■ **Web page and app entries**
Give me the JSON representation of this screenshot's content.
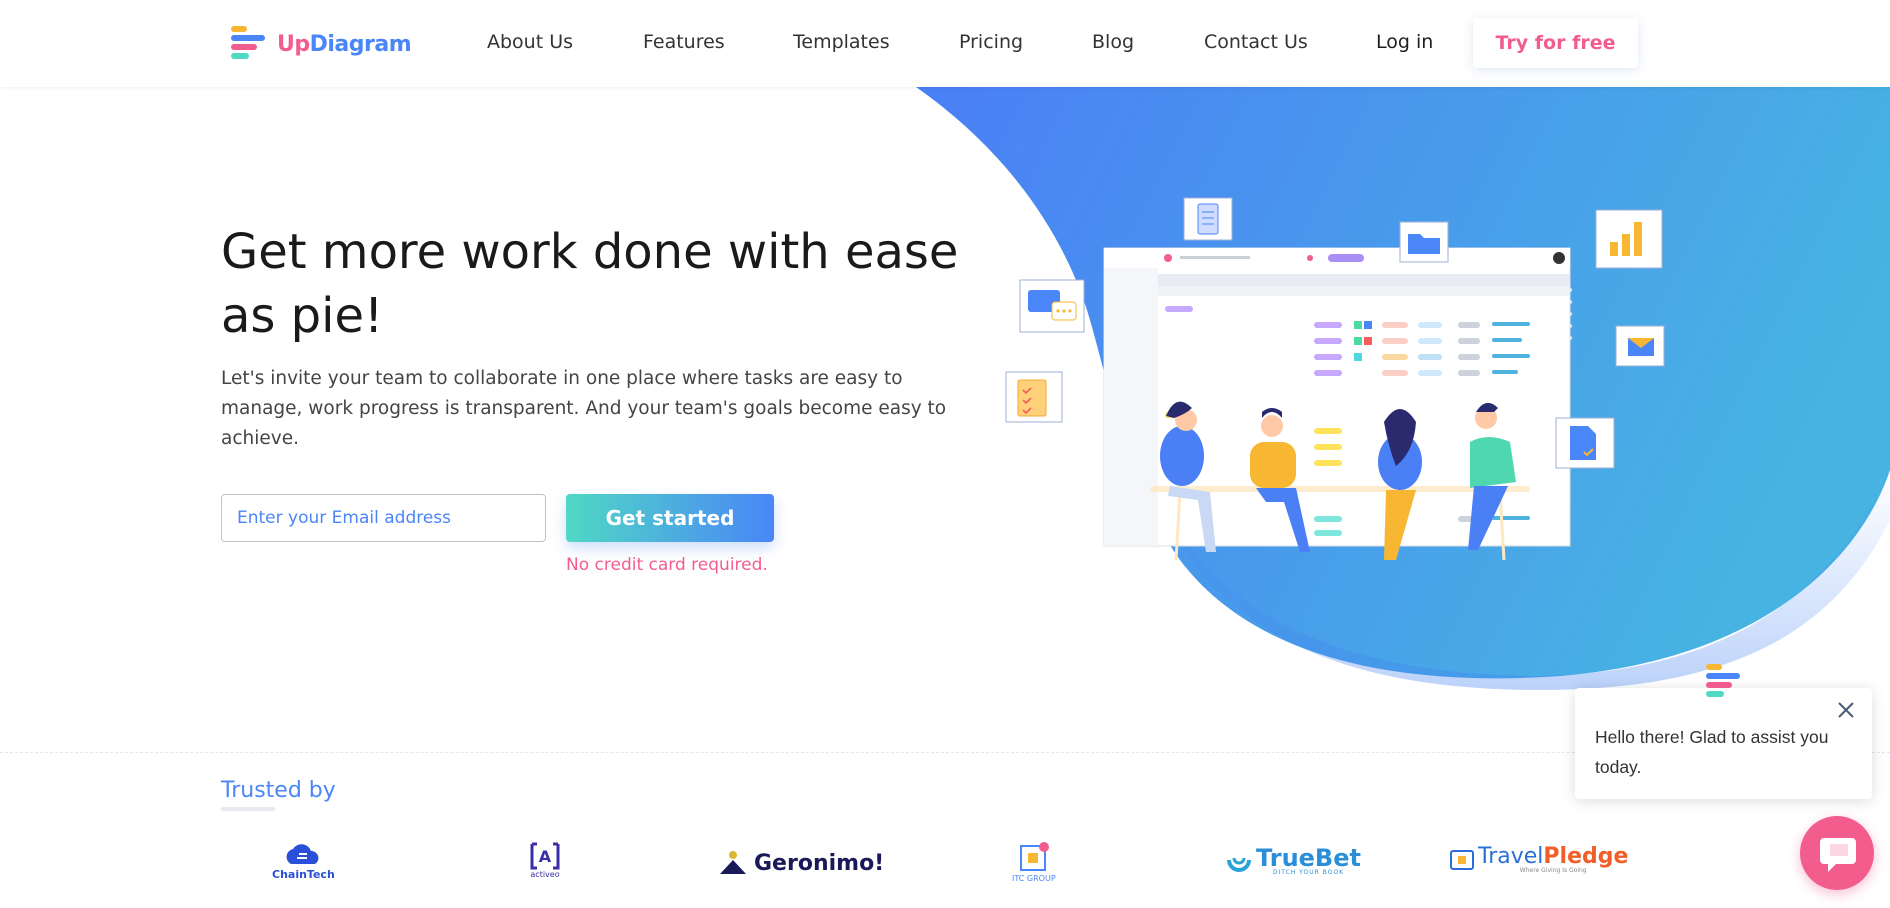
{
  "brand": {
    "name_part1": "Up",
    "name_part2": "Diagram"
  },
  "nav": {
    "items": [
      "About Us",
      "Features",
      "Templates",
      "Pricing",
      "Blog",
      "Contact Us"
    ],
    "login": "Log in",
    "cta": "Try for free"
  },
  "hero": {
    "title": "Get more work done with ease as pie!",
    "description": "Let's invite your team to collaborate in one place where tasks are easy to manage, work progress is transparent. And your team's goals become easy to achieve.",
    "email_placeholder": "Enter your Email address",
    "cta": "Get started",
    "note": "No credit card required."
  },
  "trusted": {
    "heading": "Trusted by",
    "logos": {
      "chaintech": "ChainTech",
      "activeo": "activeo",
      "geronimo": "Geronimo!",
      "itc": "ITC GROUP",
      "truebet": "TrueBet",
      "truebet_tagline": "DITCH YOUR BOOK",
      "travelpledge_a": "Travel",
      "travelpledge_b": "Pledge",
      "travelpledge_tagline": "Where Giving Is Going"
    }
  },
  "chat": {
    "message": "Hello there! Glad to assist you today."
  },
  "colors": {
    "accent_blue": "#4a86f7",
    "accent_pink": "#f25d8e",
    "accent_teal": "#4fd8c4",
    "accent_yellow": "#f7b733"
  }
}
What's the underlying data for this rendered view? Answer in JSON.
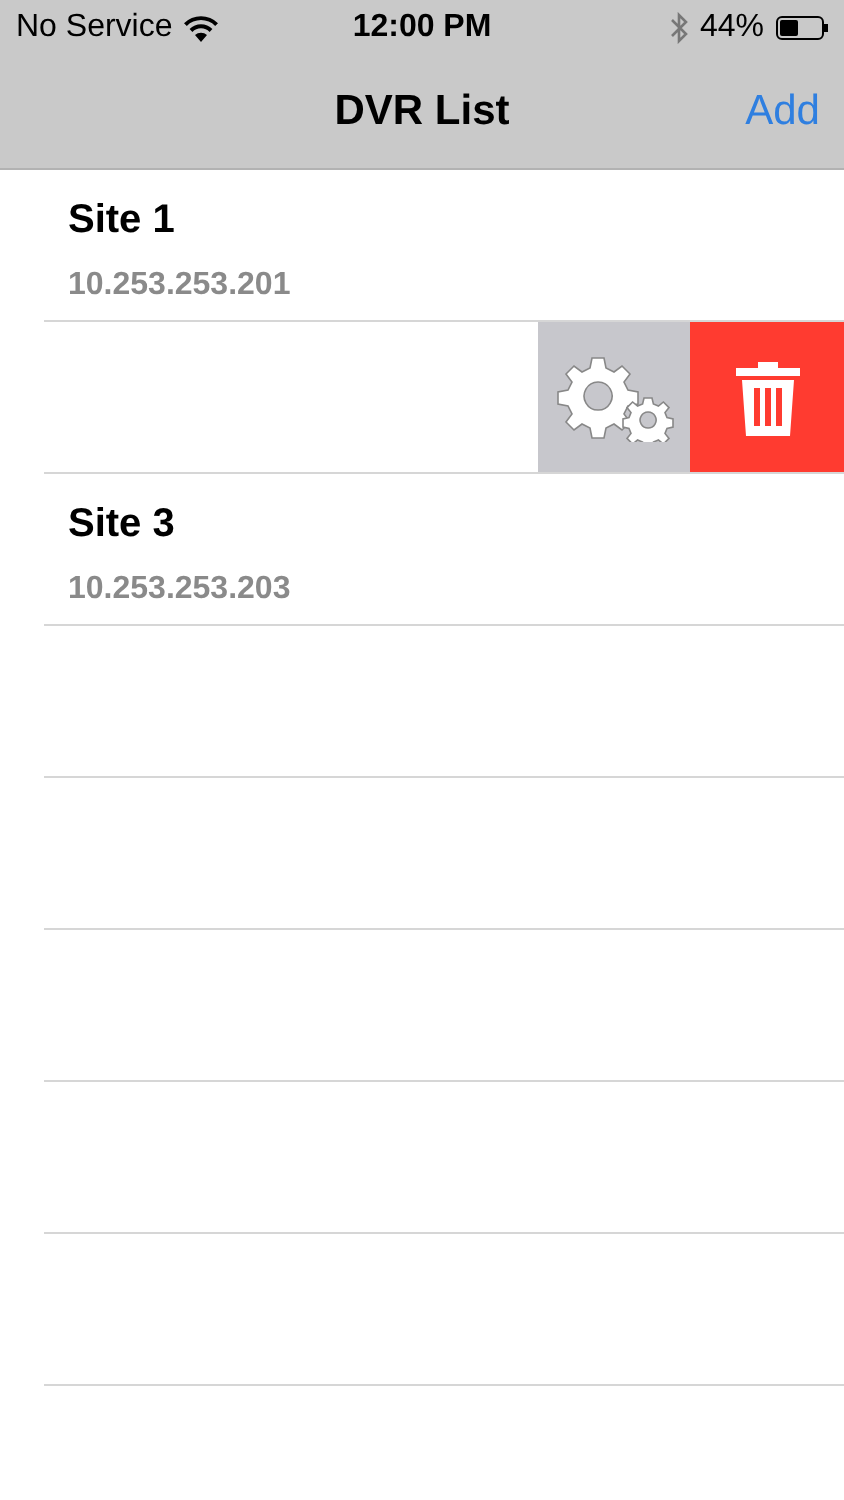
{
  "status_bar": {
    "carrier": "No Service",
    "time": "12:00 PM",
    "battery": "44%"
  },
  "nav_bar": {
    "title": "DVR List",
    "action": "Add"
  },
  "rows": [
    {
      "title": "Site 1",
      "address": "10.253.253.201",
      "swiped": false
    },
    {
      "swiped": true
    },
    {
      "title": "Site 3",
      "address": "10.253.253.203",
      "swiped": false
    }
  ]
}
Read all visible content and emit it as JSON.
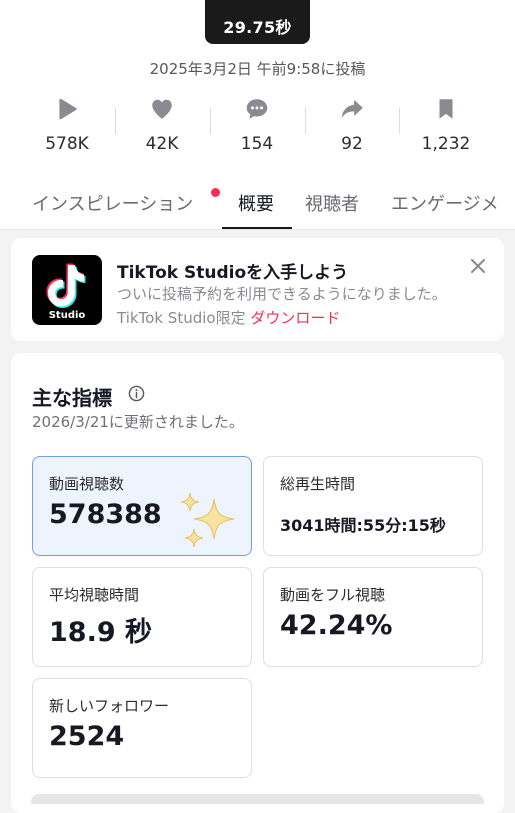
{
  "video": {
    "duration": "29.75秒"
  },
  "post_date": "2025年3月2日 午前9:58に投稿",
  "stats": [
    {
      "icon": "play-icon",
      "value": "578K"
    },
    {
      "icon": "heart-icon",
      "value": "42K"
    },
    {
      "icon": "comment-icon",
      "value": "154"
    },
    {
      "icon": "share-icon",
      "value": "92"
    },
    {
      "icon": "bookmark-icon",
      "value": "1,232"
    }
  ],
  "tabs": [
    {
      "label": "インスピレーション",
      "active": false,
      "has_dot": true
    },
    {
      "label": "概要",
      "active": true
    },
    {
      "label": "視聴者",
      "active": false
    },
    {
      "label": "エンゲージメ",
      "active": false
    }
  ],
  "banner": {
    "logo_label": "Studio",
    "title": "TikTok Studioを入手しよう",
    "desc": "ついに投稿予約を利用できるようになりました。TikTok Studio限定 ",
    "link": "ダウンロード"
  },
  "metrics": {
    "title": "主な指標",
    "updated": "2026/3/21に更新されました。",
    "items": [
      {
        "label": "動画視聴数",
        "value": "578388"
      },
      {
        "label": "総再生時間",
        "value": "3041時間:55分:15秒"
      },
      {
        "label": "平均視聴時間",
        "value": "18.9 秒"
      },
      {
        "label": "動画をフル視聴",
        "value": "42.24%"
      },
      {
        "label": "新しいフォロワー",
        "value": "2524"
      }
    ]
  },
  "colors": {
    "accent": "#fe2c55",
    "highlight_border": "#6ea0e4",
    "highlight_bg": "#eef4fe",
    "sparkle": "#f1d889"
  }
}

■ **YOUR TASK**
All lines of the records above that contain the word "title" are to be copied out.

■ **ANSWER TO THIS PROBLEM**
    "title": "Get more work done with ease as pie!",
    "title": "DVR List",
      "title": "Site 1",
      "title": "Site 3",
    "title": "TikTok Studioを入手しよう",
    "title": "主な指標",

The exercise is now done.